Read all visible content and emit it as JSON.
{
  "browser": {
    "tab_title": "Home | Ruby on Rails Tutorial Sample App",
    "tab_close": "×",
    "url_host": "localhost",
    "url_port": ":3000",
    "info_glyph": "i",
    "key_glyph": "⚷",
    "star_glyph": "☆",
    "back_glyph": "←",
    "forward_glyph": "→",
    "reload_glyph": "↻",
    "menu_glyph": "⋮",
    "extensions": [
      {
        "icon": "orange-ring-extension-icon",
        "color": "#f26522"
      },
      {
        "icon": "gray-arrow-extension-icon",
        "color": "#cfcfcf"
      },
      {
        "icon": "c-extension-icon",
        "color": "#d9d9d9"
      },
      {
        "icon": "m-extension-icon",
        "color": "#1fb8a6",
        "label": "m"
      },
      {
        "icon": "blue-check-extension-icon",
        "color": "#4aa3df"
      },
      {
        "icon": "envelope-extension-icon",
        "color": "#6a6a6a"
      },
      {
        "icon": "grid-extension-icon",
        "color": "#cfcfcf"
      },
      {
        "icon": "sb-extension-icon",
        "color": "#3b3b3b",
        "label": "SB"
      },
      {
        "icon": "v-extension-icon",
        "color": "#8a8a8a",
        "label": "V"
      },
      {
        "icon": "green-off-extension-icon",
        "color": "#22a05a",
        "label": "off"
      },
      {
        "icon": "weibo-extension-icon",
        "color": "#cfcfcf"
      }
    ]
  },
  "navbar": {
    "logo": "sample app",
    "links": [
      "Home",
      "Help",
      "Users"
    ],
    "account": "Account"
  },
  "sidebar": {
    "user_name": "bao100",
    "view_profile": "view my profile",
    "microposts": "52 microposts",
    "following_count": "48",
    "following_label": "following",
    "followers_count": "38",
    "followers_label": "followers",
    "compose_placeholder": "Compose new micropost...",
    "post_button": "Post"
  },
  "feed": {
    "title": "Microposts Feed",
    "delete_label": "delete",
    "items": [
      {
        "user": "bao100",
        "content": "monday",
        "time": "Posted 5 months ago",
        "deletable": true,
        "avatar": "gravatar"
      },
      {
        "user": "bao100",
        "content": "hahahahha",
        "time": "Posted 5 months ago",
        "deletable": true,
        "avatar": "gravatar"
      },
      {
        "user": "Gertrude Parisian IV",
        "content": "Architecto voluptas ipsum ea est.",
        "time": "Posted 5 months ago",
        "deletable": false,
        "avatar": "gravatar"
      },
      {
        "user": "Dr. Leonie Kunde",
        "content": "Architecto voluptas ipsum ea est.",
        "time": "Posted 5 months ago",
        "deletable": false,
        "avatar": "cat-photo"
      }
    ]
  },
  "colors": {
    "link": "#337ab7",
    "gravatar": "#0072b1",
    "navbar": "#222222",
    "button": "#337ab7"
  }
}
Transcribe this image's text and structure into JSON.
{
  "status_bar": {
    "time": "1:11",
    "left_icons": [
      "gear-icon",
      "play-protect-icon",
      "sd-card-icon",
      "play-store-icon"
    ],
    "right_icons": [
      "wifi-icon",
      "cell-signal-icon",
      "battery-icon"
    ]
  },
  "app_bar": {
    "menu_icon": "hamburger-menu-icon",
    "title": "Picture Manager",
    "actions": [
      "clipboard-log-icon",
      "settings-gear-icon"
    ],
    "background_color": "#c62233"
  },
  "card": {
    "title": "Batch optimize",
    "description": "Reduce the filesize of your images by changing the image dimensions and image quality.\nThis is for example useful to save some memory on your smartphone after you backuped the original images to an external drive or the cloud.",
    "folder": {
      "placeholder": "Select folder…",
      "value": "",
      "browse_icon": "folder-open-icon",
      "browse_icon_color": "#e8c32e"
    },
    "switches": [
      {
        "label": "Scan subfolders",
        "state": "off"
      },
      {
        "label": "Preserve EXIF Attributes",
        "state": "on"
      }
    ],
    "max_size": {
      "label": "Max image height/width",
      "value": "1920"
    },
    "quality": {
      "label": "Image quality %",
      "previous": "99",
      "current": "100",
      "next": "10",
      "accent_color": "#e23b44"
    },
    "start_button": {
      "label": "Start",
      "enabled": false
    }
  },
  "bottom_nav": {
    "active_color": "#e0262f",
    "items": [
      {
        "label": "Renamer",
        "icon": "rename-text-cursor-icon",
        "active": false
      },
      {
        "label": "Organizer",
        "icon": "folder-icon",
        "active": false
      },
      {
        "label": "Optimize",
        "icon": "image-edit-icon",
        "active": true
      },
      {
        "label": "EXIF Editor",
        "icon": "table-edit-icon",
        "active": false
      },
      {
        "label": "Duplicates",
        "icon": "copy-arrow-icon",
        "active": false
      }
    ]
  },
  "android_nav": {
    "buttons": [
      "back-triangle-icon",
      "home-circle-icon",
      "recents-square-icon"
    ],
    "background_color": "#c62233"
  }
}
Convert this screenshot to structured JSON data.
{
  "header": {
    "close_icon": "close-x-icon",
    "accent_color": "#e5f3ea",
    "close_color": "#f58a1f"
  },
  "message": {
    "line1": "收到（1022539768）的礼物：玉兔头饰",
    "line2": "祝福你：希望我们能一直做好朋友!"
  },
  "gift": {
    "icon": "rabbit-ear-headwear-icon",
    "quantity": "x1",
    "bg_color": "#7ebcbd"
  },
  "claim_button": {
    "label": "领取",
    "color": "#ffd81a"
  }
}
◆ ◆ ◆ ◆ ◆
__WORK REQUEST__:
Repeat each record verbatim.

__ANSWER FOR THE TASK__:
Read all visible content and emit it as JSON.
{
  "browser": {
    "tab_title": "Home | Ruby on Rails Tutorial Sample App",
    "tab_close": "×",
    "url_host": "localhost",
    "url_port": ":3000",
    "info_glyph": "i",
    "key_glyph": "⚷",
    "star_glyph": "☆",
    "back_glyph": "←",
    "forward_glyph": "→",
    "reload_glyph": "↻",
    "menu_glyph": "⋮",
    "extensions": [
      {
        "icon": "orange-ring-extension-icon",
        "color": "#f26522"
      },
      {
        "icon": "gray-arrow-extension-icon",
        "color": "#cfcfcf"
      },
      {
        "icon": "c-extension-icon",
        "color": "#d9d9d9"
      },
      {
        "icon": "m-extension-icon",
        "color": "#1fb8a6",
        "label": "m"
      },
      {
        "icon": "blue-check-extension-icon",
        "color": "#4aa3df"
      },
      {
        "icon": "envelope-extension-icon",
        "color": "#6a6a6a"
      },
      {
        "icon": "grid-extension-icon",
        "color": "#cfcfcf"
      },
      {
        "icon": "sb-extension-icon",
        "color": "#3b3b3b",
        "label": "SB"
      },
      {
        "icon": "v-extension-icon",
        "color": "#8a8a8a",
        "label": "V"
      },
      {
        "icon": "green-off-extension-icon",
        "color": "#22a05a",
        "label": "off"
      },
      {
        "icon": "weibo-extension-icon",
        "color": "#cfcfcf"
      }
    ]
  },
  "navbar": {
    "logo": "sample app",
    "links": [
      "Home",
      "Help",
      "Users"
    ],
    "account": "Account"
  },
  "sidebar": {
    "user_name": "bao100",
    "view_profile": "view my profile",
    "microposts": "52 microposts",
    "following_count": "48",
    "following_label": "following",
    "followers_count": "38",
    "followers_label": "followers",
    "compose_placeholder": "Compose new micropost...",
    "post_button": "Post"
  },
  "feed": {
    "title": "Microposts Feed",
    "delete_label": "delete",
    "items": [
      {
        "user": "bao100",
        "content": "monday",
        "time": "Posted 5 months ago",
        "deletable": true,
        "avatar": "gravatar"
      },
      {
        "user": "bao100",
        "content": "hahahahha",
        "time": "Posted 5 months ago",
        "deletable": true,
        "avatar": "gravatar"
      },
      {
        "user": "Gertrude Parisian IV",
        "content": "Architecto voluptas ipsum ea est.",
        "time": "Posted 5 months ago",
        "deletable": false,
        "avatar": "gravatar"
      },
      {
        "user": "Dr. Leonie Kunde",
        "content": "Architecto voluptas ipsum ea est.",
        "time": "Posted 5 months ago",
        "deletable": false,
        "avatar": "cat-photo"
      }
    ]
  },
  "colors": {
    "link": "#337ab7",
    "gravatar": "#0072b1",
    "navbar": "#222222",
    "button": "#337ab7"
  }
}
Transcribe this image's text and structure into JSON.
{
  "status_bar": {
    "time": "1:11",
    "left_icons": [
      "gear-icon",
      "play-protect-icon",
      "sd-card-icon",
      "play-store-icon"
    ],
    "right_icons": [
      "wifi-icon",
      "cell-signal-icon",
      "battery-icon"
    ]
  },
  "app_bar": {
    "menu_icon": "hamburger-menu-icon",
    "title": "Picture Manager",
    "actions": [
      "clipboard-log-icon",
      "settings-gear-icon"
    ],
    "background_color": "#c62233"
  },
  "card": {
    "title": "Batch optimize",
    "description": "Reduce the filesize of your images by changing the image dimensions and image quality.\nThis is for example useful to save some memory on your smartphone after you backuped the original images to an external drive or the cloud.",
    "folder": {
      "placeholder": "Select folder…",
      "value": "",
      "browse_icon": "folder-open-icon",
      "browse_icon_color": "#e8c32e"
    },
    "switches": [
      {
        "label": "Scan subfolders",
        "state": "off"
      },
      {
        "label": "Preserve EXIF Attributes",
        "state": "on"
      }
    ],
    "max_size": {
      "label": "Max image height/width",
      "value": "1920"
    },
    "quality": {
      "label": "Image quality %",
      "previous": "99",
      "current": "100",
      "next": "10",
      "accent_color": "#e23b44"
    },
    "start_button": {
      "label": "Start",
      "enabled": false
    }
  },
  "bottom_nav": {
    "active_color": "#e0262f",
    "items": [
      {
        "label": "Renamer",
        "icon": "rename-text-cursor-icon",
        "active": false
      },
      {
        "label": "Organizer",
        "icon": "folder-icon",
        "active": false
      },
      {
        "label": "Optimize",
        "icon": "image-edit-icon",
        "active": true
      },
      {
        "label": "EXIF Editor",
        "icon": "table-edit-icon",
        "active": false
      },
      {
        "label": "Duplicates",
        "icon": "copy-arrow-icon",
        "active": false
      }
    ]
  },
  "android_nav": {
    "buttons": [
      "back-triangle-icon",
      "home-circle-icon",
      "recents-square-icon"
    ],
    "background_color": "#c62233"
  }
}
Convert this screenshot to structured JSON data.
{
  "header": {
    "close_icon": "close-x-icon",
    "accent_color": "#e5f3ea",
    "close_color": "#f58a1f"
  },
  "message": {
    "line1": "收到（1022539768）的礼物：玉兔头饰",
    "line2": "祝福你：希望我们能一直做好朋友!"
  },
  "gift": {
    "icon": "rabbit-ear-headwear-icon",
    "quantity": "x1",
    "bg_color": "#7ebcbd"
  },
  "claim_button": {
    "label": "领取",
    "color": "#ffd81a"
  }
}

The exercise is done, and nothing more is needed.